Lake Bemidji's charms include Paul Bunyan

August 04, 1996|By Beth Gauper | Beth Gauper,KNIGHT-RIDDER NEWS SERVICE

The tourists pulled up in front of the 18-foot Paul Bunyan, his red shirt glistening against the blue backdrop of Minnesota's Lake Bemidji, and stuck a video camera out the window.

Whirrr! It's a record of a piece of Americana that has proven irresistible to generations of tourists.

Paul and Babe have been a sensation ever since they were built for Bemidji's first Winter Carnival in 1937. Coverage in newspapers and national magazines brought crowds of tourists to Bemidji, which still makes a living logging, and other towns began to build their own symbols. Brainerd, the busy resort area an hour and a half to the south, got its Paul in 1949 and began a rivalry.

"My brother thinks this is Hicksville and won't set a foot beyond Brainerd," says Carol Ann Petersen, executive assistant at Bemidji's Community Art Center. "But we're a little less crowded. There are more red and white pines, and the air is different."

I've always wondered about that crisp, woodsy tang found only in the northernmost part of the state. John Fylpaa, naturalist at Lake Bemidji State Park on the northern shore, attributes it to the mix of trees, especially the balsam fir and other pines.

fTC The air's bracing quality is not lost on wind-swept North Dakotans, for generations Bemidji's most stalwart tourists, or heat-fleeing Southerners.

Says Petersen, "It's hard to find any Minnesota plates in this town sometimes. I had one gal from Florida say, 'This is like heaven today.' "
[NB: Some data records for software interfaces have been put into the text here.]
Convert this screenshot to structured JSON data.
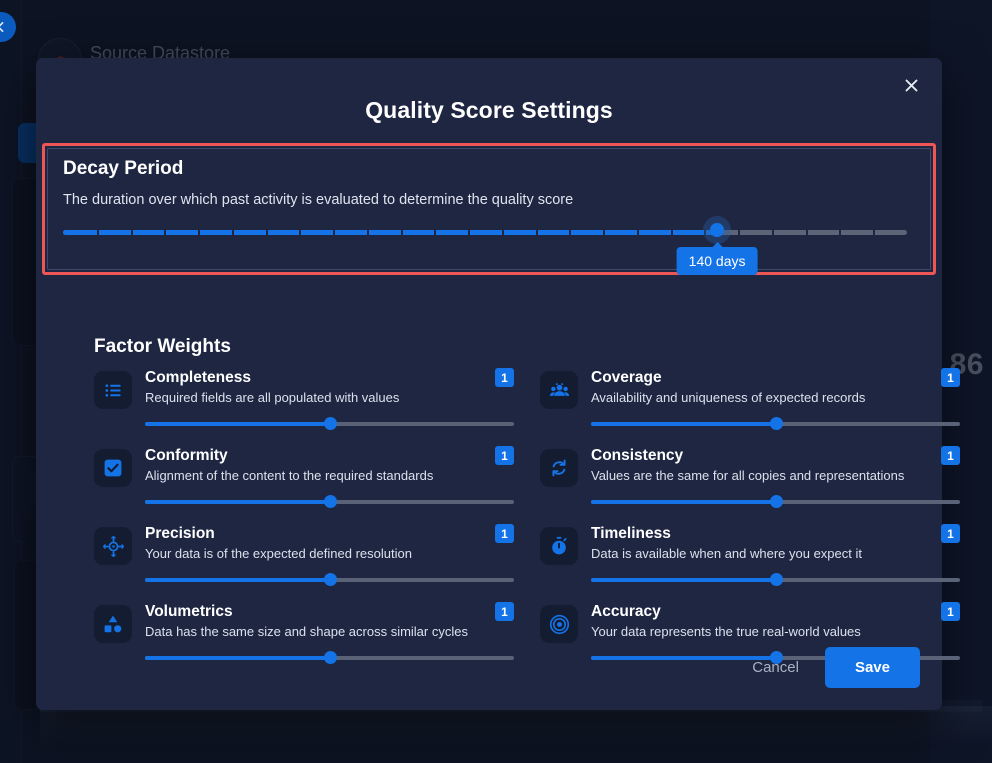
{
  "background": {
    "page_title": "Source Datastore",
    "score": "86",
    "collapse_icon": "chevron-left-icon"
  },
  "modal": {
    "title": "Quality Score Settings",
    "close_icon": "close-icon",
    "decay": {
      "title": "Decay Period",
      "description": "The duration over which past activity is evaluated to determine the quality score",
      "value_label": "140 days",
      "value": 140,
      "min": 0,
      "max": 180,
      "percent": 77.5,
      "tick_count": 25,
      "highlight_color": "#ee5555",
      "accent_color": "#1473e6"
    },
    "factors_title": "Factor Weights",
    "factors": [
      {
        "name": "Completeness",
        "description": "Required fields are all populated with values",
        "weight": "1",
        "percent": 50,
        "icon": "list-icon"
      },
      {
        "name": "Coverage",
        "description": "Availability and uniqueness of expected records",
        "weight": "1",
        "percent": 50,
        "icon": "people-group-icon"
      },
      {
        "name": "Conformity",
        "description": "Alignment of the content to the required standards",
        "weight": "1",
        "percent": 50,
        "icon": "checkbox-icon"
      },
      {
        "name": "Consistency",
        "description": "Values are the same for all copies and representations",
        "weight": "1",
        "percent": 50,
        "icon": "sync-refresh-icon"
      },
      {
        "name": "Precision",
        "description": "Your data is of the expected defined resolution",
        "weight": "1",
        "percent": 50,
        "icon": "crosshair-icon"
      },
      {
        "name": "Timeliness",
        "description": "Data is available when and where you expect it",
        "weight": "1",
        "percent": 50,
        "icon": "stopwatch-icon"
      },
      {
        "name": "Volumetrics",
        "description": "Data has the same size and shape across similar cycles",
        "weight": "1",
        "percent": 50,
        "icon": "shapes-icon"
      },
      {
        "name": "Accuracy",
        "description": "Your data represents the true real-world values",
        "weight": "1",
        "percent": 50,
        "icon": "target-rings-icon"
      }
    ],
    "cancel_label": "Cancel",
    "save_label": "Save"
  }
}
When I visited in June, the weather was indeed divine. So was the chicken mostaccioli I had with a glass of wine on the shady brick patio of Tutto Bene. I listened to strains of opera and wished the year-old restaurant were in my neighborhood.

Three doors away, the marquee lights were blinking at the renovated Chief Theatre, home of the 45-year-old Paul Bunyan Playhouse, Minnesota's oldest professional summer theater. Inside, four Perry Como-wannabes were about to begin the evening performance of "Forever Plaid."

After the show, I walked to the lakefront, where children were still squealing atop the Ferris wheel, then drove to my art-filled room at the Meadowgrove B&B, set in a grove of white pines outside town.

The next day, I picked up my daughter just north of town at Concordia Language Villages, whose immersion camps draw students from across the nation. Then we drove downtown to explore some more: Cosmic Java, a hangout for the 5,000 students of nearby Bemidji State University. Anntiques, with an unusually good collection of cool stuff. Morell's Chippewa Trading Post.

Bemidji was one of the last places in Minnesota to be settled, says Susanna Frenkel, president of the board of the Beltrami County Historical Society. Even today, she says, Bemidji still has a vaguely frontier feel.

"One of the producers of 'Northern Exposure' grew up in Bemidji," she says. "I always felt while watching it that it was more Bemidji than Alaska."

Pub Date: 8/04/96

Baltimore Sun Articles
Please note the green-lined linked article text has been applied commercially without any involvement from our newsroom editors, reporters or any other editorial staff.